Mike Davis, punk rock pioneer, dead at 68
Mike Davis, who helped pioneer punk rock with Detroit's legendary the MC5, and later played with Tucson's Rich Hopkins and Luminarios, died Friday of liver failure. He was 68.
Davis died in a Chico, Calif. hospital Friday afternoon after a month-long battle with liver disease.
Davis began his long music career providing a solid bottom end for proto-punkers the MC5, beginning in 1964.
The band, politically influenced by the Black Panther Party and beat poets like Allen Ginsberg, played at the protests against the Vietnam War at the 1968 Democratic Convention in Chicago. The MC5 played for eight hours straight during the protests.
Their 1969 debut album "Kick Out the Jams" was a watershed combination of confrontational clarion calls and thrashing guitar that laid the foundation for punk rock to come.
Known for their edgy performances — the band would often appear onstage toting rifles — the MC5 recorded "Kick Out the Jams" live at a pair of shows at Detroit's Grande Ballroom. The title track's rallying "Kick out the jams, motherfuckers!" was edited on some album copies and a single released to radio with an overdub of "brothers and sisters."
The band made two more records — 1970's "Back in the USA" (produced by Springsteen svengali to-be Jon Landau) and 1971's "High Time" — that would further influence the sounds of the decade's punk and hard rock bands. But the MC5 never topped the charts, and the band fell apart, riven by drug use and creative conflicts.
Davis was pushed out of the group in 1972, and shortly after served a prison term for narcotics. After his release, he played with the Ann Arbor, Mich., noise band Destroy All Monsters through the mid-'80s.
In the mid-'90s, he joined Rick Hopkins and Luminarios after a move to Tucson.

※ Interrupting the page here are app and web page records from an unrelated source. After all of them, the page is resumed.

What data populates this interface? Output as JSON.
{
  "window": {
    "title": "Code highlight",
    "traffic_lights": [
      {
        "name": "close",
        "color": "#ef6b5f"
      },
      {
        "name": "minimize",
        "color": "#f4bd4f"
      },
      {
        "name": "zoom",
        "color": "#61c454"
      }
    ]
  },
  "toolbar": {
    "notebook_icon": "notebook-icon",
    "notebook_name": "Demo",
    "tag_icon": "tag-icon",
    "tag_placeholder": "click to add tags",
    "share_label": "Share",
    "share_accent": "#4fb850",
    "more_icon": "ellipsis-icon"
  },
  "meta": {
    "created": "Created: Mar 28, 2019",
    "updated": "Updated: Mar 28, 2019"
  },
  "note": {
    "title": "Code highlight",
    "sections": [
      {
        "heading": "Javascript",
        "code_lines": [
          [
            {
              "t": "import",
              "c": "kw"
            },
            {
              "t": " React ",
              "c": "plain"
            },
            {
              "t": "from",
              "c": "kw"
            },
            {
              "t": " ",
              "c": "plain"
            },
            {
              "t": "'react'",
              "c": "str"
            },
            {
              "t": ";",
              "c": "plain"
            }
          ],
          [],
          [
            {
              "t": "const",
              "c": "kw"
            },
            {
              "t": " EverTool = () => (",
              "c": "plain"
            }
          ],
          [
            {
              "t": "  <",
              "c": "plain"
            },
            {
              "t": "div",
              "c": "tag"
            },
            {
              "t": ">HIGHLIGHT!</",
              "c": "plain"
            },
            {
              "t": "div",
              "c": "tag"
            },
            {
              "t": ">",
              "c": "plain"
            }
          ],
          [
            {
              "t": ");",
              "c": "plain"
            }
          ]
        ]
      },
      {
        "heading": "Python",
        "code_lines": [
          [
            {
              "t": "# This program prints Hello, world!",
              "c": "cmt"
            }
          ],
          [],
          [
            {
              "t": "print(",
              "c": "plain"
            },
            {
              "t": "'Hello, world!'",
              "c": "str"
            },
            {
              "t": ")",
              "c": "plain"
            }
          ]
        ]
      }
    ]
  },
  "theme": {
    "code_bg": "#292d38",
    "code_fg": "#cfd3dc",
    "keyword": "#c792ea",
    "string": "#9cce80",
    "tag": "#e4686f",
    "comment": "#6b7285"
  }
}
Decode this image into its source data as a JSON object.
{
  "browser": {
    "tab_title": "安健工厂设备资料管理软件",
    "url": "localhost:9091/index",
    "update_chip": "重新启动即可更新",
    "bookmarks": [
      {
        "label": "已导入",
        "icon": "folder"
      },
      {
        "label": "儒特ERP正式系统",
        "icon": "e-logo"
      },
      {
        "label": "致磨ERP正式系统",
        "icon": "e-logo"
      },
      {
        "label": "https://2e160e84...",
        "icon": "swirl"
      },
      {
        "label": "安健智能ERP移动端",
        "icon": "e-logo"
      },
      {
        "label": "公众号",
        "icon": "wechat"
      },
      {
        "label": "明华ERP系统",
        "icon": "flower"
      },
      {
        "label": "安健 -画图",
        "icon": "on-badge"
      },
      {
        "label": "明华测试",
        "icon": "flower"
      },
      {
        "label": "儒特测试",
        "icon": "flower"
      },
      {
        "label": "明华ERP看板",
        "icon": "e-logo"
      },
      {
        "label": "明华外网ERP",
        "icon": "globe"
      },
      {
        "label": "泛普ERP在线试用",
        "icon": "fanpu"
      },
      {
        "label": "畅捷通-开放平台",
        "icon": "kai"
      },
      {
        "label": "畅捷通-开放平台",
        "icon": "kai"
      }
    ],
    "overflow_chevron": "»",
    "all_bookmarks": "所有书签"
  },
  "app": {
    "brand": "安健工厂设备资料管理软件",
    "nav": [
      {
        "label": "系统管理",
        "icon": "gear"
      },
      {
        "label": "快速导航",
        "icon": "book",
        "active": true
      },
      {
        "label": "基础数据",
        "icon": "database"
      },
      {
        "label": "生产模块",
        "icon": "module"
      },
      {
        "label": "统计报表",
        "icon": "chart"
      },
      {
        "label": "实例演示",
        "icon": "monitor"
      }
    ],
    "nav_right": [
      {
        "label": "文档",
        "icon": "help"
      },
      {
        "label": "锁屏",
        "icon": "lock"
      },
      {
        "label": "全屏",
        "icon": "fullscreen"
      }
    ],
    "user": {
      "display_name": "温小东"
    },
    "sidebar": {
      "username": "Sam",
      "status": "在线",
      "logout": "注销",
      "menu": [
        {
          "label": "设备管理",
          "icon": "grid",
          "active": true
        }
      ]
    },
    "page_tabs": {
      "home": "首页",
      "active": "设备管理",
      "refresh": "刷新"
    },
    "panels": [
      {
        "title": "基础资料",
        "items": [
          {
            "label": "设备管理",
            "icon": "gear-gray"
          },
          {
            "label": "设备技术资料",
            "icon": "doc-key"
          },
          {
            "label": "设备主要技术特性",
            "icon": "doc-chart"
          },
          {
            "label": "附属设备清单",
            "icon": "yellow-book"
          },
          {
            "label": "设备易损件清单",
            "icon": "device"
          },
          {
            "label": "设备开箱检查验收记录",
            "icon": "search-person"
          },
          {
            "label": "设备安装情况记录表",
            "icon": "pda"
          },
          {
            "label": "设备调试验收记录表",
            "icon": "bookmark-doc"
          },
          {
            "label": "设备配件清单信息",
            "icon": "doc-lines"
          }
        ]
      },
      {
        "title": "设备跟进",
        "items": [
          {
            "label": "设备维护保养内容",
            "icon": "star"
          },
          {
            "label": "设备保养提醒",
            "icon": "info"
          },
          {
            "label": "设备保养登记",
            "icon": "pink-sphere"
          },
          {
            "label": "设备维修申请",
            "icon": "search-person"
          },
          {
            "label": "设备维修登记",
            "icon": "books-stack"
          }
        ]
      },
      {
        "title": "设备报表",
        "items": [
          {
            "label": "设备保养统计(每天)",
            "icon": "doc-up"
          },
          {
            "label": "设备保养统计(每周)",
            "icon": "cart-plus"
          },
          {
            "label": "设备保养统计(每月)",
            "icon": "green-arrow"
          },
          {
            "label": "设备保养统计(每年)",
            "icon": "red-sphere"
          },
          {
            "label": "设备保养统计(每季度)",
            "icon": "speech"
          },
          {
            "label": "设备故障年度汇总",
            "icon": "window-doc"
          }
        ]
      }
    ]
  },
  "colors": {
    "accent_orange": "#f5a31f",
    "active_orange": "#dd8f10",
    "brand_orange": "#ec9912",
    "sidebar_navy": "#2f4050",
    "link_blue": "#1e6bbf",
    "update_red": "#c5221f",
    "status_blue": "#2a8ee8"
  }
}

Davis spent about a decade playing with the desert rock band, recording and touring Europe, where they are especially popular.
He then moved to California to focus on his artwork.
After a 2006 motorcycle crash in which he severely injured his back, Davis and his wife Angela founded a nonprofit organization to support music education in public schools.
Beyond his own painting, he collaborated with street artist Shepard Fairey and others.
He is survived by his wife, their three sons, and a daughter from a previous marriage.